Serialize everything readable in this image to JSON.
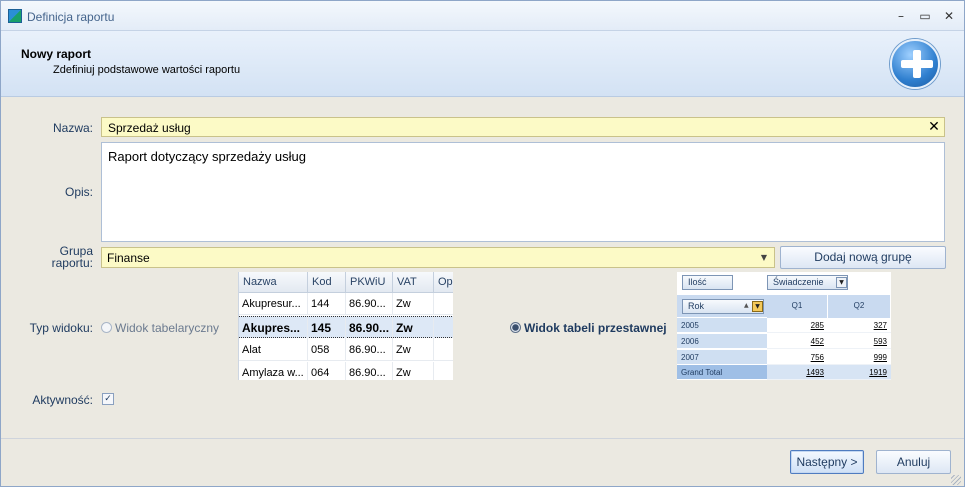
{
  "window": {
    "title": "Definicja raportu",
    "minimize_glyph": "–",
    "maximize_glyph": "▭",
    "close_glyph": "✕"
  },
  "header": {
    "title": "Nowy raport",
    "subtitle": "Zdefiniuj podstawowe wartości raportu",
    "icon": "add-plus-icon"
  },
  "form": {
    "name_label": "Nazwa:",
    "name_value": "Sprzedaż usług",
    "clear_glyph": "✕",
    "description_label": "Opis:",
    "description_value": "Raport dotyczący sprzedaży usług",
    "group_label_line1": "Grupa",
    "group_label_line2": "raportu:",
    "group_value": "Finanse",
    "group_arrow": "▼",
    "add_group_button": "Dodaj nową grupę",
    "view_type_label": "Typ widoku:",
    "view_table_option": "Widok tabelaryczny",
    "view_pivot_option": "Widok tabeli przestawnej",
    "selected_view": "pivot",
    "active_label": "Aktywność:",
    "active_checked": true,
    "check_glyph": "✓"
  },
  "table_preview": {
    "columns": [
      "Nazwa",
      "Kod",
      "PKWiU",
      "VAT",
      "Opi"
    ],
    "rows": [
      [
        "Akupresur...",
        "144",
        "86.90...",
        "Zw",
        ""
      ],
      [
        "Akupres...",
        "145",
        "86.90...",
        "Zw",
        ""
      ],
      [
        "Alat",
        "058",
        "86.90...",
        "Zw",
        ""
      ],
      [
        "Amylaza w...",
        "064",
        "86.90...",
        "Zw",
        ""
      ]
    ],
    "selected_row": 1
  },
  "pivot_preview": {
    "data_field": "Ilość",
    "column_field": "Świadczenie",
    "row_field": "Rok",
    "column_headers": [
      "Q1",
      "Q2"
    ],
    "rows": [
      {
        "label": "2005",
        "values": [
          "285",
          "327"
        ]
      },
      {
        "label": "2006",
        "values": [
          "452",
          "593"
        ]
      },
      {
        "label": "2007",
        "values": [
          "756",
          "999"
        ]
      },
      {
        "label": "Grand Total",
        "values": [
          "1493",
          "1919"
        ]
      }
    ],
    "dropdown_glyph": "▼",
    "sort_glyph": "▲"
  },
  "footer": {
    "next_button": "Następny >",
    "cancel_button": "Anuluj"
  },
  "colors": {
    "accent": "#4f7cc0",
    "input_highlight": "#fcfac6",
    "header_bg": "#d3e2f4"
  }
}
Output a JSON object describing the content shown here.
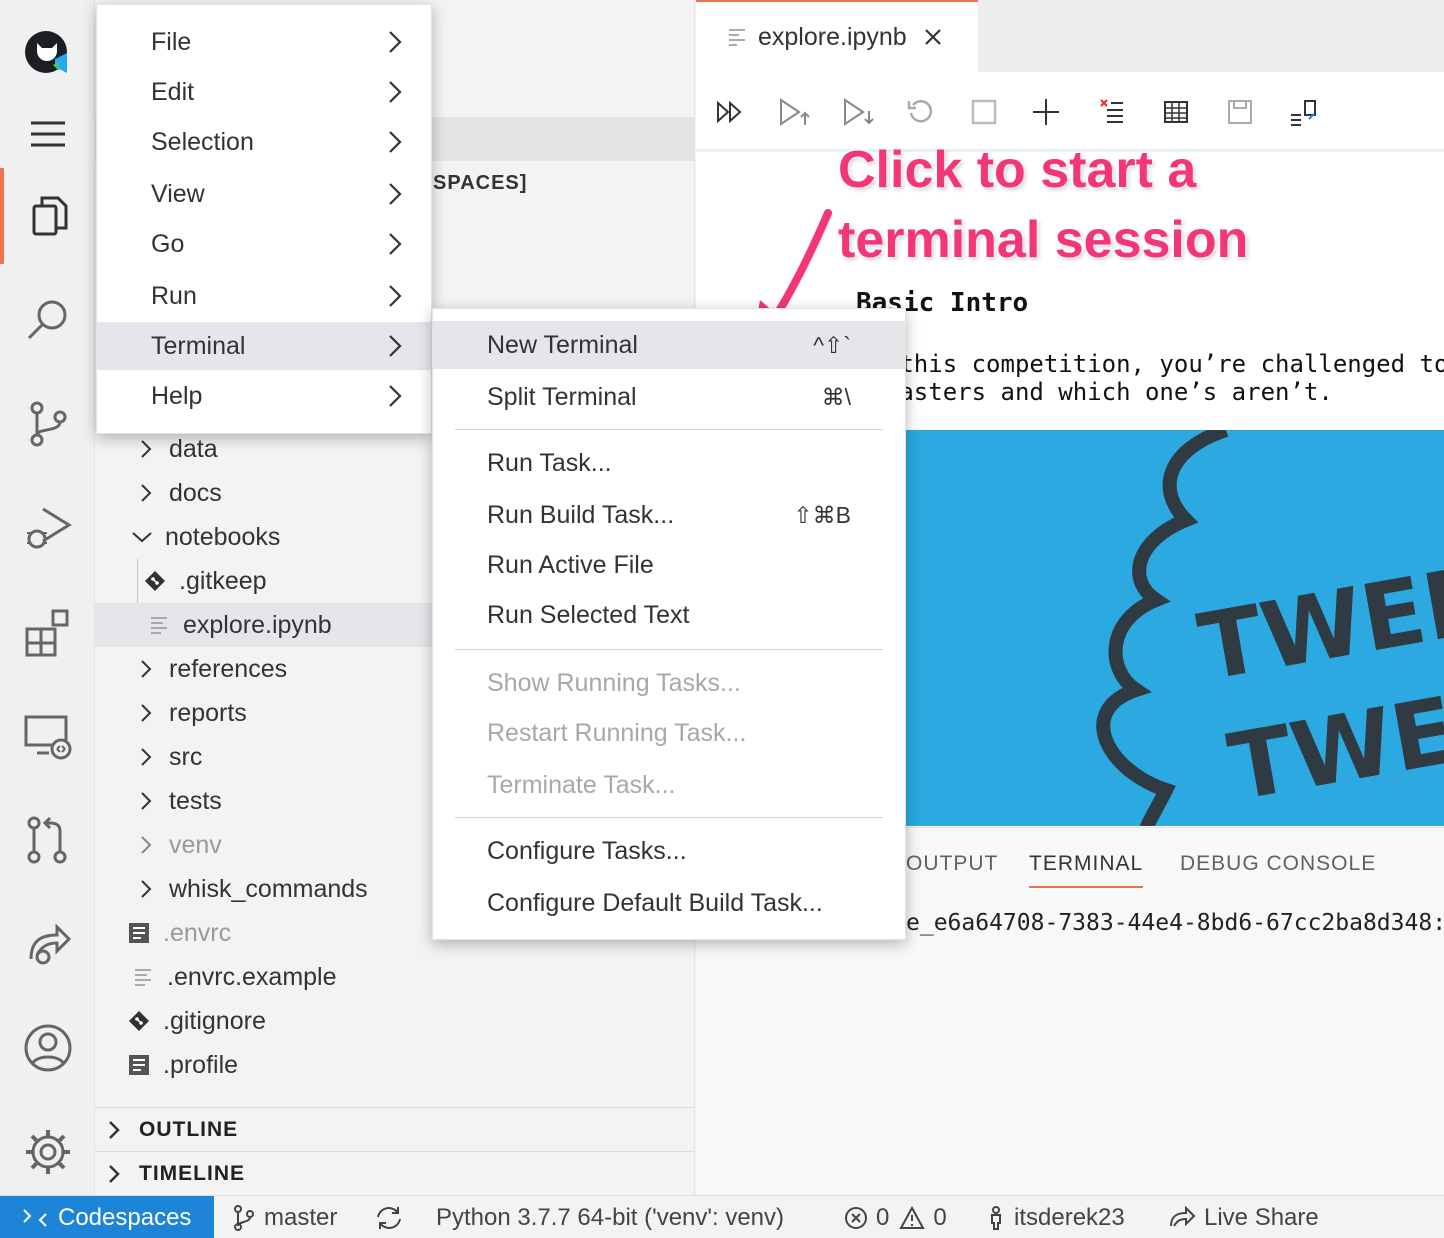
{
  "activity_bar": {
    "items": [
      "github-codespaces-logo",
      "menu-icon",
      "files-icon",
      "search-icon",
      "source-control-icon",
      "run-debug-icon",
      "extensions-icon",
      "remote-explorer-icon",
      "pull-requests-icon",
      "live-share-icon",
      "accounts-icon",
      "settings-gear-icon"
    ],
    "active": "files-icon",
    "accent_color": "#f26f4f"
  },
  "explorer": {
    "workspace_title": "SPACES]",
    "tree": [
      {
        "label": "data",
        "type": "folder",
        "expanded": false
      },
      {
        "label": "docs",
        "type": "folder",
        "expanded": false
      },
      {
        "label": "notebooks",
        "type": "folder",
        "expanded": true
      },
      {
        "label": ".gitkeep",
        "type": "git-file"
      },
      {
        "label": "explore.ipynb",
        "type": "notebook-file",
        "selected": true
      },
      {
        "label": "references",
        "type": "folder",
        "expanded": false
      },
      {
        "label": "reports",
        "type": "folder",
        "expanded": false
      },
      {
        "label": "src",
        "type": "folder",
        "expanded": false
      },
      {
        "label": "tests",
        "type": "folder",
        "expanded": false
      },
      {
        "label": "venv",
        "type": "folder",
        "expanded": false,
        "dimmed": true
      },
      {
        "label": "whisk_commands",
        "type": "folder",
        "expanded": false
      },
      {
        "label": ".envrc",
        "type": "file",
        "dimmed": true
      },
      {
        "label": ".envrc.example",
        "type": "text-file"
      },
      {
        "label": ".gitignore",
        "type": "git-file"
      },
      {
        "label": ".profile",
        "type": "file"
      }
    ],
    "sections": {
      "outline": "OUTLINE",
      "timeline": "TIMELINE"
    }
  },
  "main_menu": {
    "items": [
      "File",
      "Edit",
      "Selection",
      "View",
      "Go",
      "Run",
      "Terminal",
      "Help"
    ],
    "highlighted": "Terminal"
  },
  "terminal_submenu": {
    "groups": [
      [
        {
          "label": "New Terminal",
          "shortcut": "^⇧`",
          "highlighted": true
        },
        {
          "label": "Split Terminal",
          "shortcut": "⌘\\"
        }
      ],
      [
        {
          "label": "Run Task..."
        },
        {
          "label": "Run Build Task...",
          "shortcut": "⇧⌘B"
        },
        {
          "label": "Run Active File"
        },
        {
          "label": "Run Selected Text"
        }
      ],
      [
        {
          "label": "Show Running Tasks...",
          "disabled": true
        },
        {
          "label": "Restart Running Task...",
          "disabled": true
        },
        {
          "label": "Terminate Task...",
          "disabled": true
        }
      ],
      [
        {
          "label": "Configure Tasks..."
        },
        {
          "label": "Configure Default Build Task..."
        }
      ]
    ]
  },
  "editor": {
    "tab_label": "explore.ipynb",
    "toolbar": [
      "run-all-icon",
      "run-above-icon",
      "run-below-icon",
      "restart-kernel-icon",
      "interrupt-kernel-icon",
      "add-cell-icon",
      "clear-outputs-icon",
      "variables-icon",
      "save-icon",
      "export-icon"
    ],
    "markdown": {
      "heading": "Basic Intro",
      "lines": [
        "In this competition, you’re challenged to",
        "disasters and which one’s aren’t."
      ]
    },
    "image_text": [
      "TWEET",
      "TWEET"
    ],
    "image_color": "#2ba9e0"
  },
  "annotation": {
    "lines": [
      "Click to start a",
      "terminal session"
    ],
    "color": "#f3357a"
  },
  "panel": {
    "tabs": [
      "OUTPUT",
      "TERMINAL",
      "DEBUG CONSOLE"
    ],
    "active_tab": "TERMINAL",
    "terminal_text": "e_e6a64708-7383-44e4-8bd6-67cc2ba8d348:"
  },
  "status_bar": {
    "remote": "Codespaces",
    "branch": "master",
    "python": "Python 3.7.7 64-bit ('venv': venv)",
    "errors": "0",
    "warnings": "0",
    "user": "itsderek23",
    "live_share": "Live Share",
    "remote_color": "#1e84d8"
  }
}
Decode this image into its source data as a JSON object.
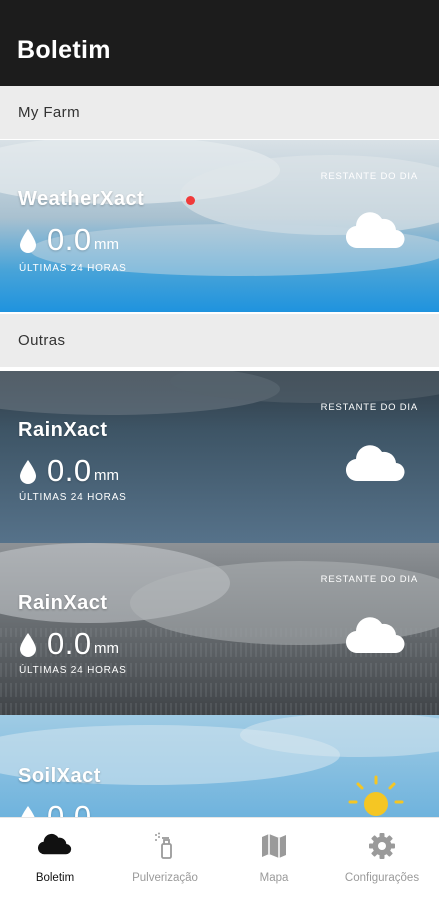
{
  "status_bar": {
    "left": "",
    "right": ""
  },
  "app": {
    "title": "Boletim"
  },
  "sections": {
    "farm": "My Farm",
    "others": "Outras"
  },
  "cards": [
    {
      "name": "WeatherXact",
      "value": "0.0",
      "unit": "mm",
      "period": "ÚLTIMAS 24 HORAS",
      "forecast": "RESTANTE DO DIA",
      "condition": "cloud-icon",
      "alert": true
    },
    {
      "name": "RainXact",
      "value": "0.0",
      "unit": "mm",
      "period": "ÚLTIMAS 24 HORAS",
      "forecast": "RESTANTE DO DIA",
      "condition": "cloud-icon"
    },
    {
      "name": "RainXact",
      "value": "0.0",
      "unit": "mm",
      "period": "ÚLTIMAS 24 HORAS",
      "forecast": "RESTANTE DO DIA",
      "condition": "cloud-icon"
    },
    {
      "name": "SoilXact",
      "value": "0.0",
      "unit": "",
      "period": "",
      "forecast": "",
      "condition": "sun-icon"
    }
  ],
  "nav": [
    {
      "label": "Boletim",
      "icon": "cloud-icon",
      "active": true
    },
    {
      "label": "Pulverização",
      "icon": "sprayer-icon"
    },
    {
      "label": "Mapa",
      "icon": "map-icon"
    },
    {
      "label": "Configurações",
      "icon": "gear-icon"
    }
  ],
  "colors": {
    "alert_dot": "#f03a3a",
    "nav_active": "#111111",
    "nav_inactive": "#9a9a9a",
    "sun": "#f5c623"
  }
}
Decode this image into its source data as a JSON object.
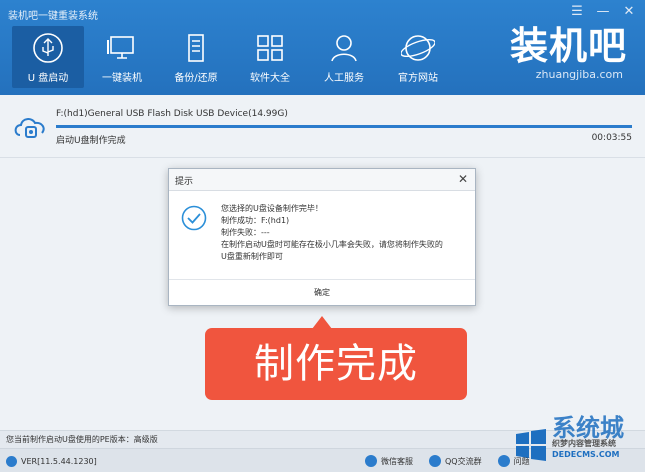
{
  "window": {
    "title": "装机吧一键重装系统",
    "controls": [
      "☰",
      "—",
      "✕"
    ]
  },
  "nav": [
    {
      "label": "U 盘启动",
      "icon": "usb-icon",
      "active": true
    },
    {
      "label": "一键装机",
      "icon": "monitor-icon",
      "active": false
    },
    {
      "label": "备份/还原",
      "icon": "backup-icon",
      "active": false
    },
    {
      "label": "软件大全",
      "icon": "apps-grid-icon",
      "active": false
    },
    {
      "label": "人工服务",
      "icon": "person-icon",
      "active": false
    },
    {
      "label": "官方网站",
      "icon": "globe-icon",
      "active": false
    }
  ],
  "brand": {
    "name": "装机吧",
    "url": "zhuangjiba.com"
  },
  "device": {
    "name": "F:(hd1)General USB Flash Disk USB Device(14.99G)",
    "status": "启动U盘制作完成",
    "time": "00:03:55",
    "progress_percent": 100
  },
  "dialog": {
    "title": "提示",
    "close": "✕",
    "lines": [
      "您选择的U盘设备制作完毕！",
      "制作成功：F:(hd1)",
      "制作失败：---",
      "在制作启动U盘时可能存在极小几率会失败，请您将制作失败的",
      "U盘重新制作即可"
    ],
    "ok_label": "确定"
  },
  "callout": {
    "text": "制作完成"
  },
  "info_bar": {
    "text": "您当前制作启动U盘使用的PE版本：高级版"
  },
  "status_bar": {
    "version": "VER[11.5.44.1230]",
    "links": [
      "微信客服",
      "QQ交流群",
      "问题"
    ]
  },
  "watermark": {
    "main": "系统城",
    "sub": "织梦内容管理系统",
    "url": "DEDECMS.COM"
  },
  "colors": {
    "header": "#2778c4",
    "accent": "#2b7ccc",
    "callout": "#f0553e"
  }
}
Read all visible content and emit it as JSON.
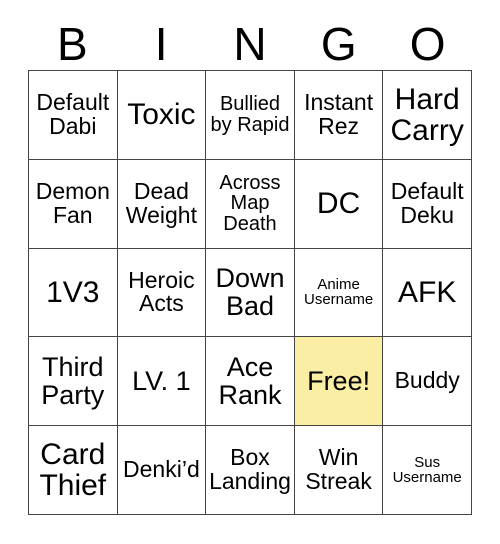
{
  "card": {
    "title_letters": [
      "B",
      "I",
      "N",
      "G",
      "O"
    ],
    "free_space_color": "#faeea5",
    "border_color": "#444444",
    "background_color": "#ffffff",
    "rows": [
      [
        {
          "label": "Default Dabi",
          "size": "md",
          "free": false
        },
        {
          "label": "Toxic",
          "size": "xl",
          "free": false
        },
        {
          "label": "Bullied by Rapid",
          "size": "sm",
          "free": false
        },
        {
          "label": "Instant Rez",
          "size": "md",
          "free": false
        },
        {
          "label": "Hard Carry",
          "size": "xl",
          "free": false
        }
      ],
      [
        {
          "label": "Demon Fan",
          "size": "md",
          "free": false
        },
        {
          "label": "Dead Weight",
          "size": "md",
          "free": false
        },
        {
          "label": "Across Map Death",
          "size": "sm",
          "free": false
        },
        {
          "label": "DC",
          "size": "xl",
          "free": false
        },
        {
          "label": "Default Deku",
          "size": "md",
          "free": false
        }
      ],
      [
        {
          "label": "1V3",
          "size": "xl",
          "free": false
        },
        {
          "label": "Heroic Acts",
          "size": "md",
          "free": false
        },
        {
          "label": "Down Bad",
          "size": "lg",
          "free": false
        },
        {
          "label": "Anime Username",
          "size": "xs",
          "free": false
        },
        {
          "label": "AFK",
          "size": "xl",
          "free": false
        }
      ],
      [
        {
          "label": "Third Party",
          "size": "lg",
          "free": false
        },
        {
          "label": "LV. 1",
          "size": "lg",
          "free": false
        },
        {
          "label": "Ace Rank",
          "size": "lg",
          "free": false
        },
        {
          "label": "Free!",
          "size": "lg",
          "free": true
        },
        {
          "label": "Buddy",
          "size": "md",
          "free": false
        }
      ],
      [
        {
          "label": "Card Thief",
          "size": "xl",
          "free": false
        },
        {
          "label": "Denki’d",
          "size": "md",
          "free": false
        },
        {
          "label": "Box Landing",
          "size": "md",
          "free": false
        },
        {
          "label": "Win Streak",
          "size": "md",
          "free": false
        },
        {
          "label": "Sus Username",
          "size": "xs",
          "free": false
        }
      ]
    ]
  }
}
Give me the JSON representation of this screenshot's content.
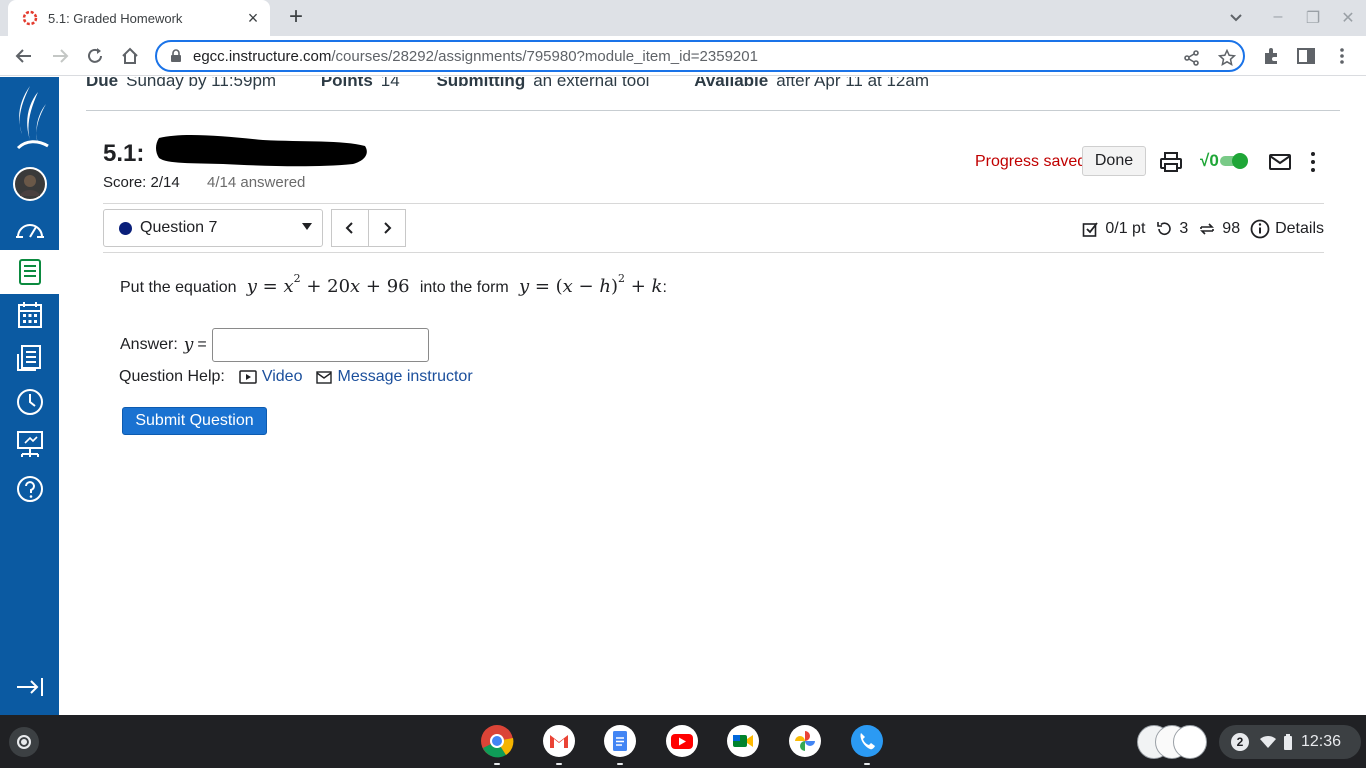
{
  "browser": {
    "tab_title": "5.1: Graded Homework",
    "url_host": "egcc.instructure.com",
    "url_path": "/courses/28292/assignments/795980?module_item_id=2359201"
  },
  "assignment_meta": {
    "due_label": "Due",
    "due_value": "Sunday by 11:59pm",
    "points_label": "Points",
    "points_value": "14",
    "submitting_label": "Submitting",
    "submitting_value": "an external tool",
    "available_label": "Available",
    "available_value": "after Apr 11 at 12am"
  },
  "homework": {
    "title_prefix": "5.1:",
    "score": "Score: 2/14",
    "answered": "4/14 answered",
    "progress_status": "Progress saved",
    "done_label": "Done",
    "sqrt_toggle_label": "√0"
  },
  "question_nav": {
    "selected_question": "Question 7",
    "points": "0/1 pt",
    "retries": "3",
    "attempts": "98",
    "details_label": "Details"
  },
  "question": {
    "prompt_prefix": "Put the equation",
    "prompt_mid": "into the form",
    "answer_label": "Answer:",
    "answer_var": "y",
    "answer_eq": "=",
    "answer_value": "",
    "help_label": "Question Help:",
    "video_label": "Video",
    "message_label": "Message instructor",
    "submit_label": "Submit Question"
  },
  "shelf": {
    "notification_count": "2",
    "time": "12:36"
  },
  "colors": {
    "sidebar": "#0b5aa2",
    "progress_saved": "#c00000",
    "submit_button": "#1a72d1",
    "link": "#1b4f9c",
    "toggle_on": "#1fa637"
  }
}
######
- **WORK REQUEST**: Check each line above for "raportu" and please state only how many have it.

- **WRITTEN RESPONSE**: 3